EXERCISE DETAILS:
Filter these entries so that only lines with the word "tagline" remain.

RECORDS FOR THIS EXERCISE:
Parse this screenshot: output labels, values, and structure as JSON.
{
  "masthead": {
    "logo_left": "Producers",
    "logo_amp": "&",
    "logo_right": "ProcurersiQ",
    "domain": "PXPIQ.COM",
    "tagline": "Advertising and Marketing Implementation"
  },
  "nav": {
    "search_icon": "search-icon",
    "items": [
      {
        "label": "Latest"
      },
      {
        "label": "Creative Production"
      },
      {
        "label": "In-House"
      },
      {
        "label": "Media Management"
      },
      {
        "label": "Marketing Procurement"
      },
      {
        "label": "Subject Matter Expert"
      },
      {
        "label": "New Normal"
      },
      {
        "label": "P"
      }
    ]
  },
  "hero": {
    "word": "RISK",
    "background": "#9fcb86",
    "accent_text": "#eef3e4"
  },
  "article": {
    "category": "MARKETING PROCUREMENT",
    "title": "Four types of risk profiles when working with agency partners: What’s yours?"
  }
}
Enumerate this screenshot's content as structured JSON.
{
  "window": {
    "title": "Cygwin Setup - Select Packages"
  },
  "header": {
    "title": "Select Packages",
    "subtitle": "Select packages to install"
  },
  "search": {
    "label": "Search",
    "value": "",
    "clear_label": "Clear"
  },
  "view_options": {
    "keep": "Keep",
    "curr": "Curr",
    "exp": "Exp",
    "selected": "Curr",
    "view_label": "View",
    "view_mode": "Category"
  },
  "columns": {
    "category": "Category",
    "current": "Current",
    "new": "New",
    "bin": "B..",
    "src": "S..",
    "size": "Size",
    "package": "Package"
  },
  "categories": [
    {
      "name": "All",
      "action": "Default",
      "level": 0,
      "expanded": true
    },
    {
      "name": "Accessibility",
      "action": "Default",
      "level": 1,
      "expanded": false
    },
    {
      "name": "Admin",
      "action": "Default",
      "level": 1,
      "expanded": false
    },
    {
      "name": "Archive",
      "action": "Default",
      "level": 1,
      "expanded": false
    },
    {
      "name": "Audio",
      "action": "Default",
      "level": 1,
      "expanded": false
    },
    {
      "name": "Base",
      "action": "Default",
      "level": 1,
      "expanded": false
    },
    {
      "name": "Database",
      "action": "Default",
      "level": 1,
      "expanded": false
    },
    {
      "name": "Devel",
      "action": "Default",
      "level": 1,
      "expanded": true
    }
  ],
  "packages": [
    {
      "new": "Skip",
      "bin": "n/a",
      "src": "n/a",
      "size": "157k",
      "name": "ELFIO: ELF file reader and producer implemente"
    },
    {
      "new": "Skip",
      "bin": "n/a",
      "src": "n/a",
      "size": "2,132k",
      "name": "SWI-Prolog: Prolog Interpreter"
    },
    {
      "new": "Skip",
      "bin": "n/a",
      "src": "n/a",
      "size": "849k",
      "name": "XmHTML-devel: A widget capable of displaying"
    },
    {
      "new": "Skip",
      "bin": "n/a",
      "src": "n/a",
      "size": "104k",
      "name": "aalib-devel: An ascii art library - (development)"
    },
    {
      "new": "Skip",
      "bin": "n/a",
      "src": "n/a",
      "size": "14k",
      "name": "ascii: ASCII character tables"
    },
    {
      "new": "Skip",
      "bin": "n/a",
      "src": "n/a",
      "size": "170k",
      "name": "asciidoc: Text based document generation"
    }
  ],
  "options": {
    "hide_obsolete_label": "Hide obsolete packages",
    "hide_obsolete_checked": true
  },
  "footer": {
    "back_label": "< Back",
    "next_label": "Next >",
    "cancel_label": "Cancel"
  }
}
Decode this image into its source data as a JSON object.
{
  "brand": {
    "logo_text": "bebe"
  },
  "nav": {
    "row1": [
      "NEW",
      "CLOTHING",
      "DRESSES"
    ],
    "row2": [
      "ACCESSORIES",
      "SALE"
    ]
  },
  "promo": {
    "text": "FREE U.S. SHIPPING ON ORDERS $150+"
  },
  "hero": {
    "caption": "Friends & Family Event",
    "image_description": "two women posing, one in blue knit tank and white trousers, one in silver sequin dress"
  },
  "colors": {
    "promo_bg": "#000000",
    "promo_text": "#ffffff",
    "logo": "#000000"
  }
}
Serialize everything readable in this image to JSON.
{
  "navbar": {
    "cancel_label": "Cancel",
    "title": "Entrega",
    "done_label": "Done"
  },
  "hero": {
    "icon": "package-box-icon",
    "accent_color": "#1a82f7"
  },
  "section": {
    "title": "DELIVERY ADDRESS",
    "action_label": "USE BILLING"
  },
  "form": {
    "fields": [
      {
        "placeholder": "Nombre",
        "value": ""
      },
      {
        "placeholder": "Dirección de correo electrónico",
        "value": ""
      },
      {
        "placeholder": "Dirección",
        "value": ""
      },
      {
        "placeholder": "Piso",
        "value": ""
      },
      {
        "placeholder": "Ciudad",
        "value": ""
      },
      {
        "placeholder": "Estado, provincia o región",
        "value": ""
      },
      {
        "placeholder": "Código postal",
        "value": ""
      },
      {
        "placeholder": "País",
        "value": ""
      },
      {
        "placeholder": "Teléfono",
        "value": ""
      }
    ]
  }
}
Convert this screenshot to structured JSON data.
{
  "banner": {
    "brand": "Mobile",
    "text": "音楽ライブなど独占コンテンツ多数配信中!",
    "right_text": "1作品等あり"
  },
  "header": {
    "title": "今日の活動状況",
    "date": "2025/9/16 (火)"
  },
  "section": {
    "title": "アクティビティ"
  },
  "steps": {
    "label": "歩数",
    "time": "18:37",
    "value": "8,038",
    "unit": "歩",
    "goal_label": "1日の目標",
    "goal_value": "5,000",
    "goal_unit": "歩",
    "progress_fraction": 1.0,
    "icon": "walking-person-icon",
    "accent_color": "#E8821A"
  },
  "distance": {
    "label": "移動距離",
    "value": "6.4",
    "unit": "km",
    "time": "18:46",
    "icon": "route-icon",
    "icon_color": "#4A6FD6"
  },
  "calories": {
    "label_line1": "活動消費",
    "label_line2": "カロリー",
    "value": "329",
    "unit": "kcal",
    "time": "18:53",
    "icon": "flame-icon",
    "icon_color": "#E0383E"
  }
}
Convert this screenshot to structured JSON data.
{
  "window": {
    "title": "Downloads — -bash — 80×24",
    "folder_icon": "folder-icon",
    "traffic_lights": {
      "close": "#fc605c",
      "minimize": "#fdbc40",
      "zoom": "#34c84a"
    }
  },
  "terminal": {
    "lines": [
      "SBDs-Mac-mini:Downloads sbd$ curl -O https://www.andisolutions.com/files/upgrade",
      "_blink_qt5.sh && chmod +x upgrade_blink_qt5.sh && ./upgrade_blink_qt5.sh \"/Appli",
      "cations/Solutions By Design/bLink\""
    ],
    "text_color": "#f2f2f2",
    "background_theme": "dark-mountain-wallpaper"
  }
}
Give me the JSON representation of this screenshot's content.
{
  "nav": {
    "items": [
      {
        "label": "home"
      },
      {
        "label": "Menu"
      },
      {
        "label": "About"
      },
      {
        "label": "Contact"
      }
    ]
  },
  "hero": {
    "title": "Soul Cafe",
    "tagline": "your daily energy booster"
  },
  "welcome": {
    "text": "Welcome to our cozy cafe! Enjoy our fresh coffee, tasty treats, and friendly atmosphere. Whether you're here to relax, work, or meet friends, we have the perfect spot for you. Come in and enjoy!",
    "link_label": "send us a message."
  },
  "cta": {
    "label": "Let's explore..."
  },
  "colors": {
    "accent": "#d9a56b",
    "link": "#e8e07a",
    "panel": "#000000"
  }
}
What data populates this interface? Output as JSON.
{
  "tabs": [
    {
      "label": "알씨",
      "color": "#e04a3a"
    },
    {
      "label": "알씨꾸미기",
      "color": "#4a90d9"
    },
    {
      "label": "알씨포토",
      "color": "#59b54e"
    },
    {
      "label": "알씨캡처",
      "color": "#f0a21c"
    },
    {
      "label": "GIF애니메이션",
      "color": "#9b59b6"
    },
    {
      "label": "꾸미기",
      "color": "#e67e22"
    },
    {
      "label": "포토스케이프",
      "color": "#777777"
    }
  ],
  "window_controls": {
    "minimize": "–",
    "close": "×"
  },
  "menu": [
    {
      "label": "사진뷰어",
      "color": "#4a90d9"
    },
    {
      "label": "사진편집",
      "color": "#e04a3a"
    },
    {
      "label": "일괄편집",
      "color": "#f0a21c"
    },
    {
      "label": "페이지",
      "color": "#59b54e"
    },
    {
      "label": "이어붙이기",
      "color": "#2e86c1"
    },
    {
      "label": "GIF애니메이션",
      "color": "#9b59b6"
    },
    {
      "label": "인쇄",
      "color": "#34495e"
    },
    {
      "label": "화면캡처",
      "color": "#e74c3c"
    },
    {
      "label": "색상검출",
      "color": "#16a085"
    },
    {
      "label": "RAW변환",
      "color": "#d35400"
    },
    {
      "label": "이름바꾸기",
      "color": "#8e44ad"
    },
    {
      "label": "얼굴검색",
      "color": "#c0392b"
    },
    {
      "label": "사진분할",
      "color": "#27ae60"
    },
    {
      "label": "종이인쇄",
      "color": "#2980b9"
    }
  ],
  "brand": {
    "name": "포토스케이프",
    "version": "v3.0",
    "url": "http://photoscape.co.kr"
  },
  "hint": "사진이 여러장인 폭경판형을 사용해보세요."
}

WRITTEN RESPONSE:
    "tagline": "Advertising and Marketing Implementation"
    "tagline": "your daily energy booster"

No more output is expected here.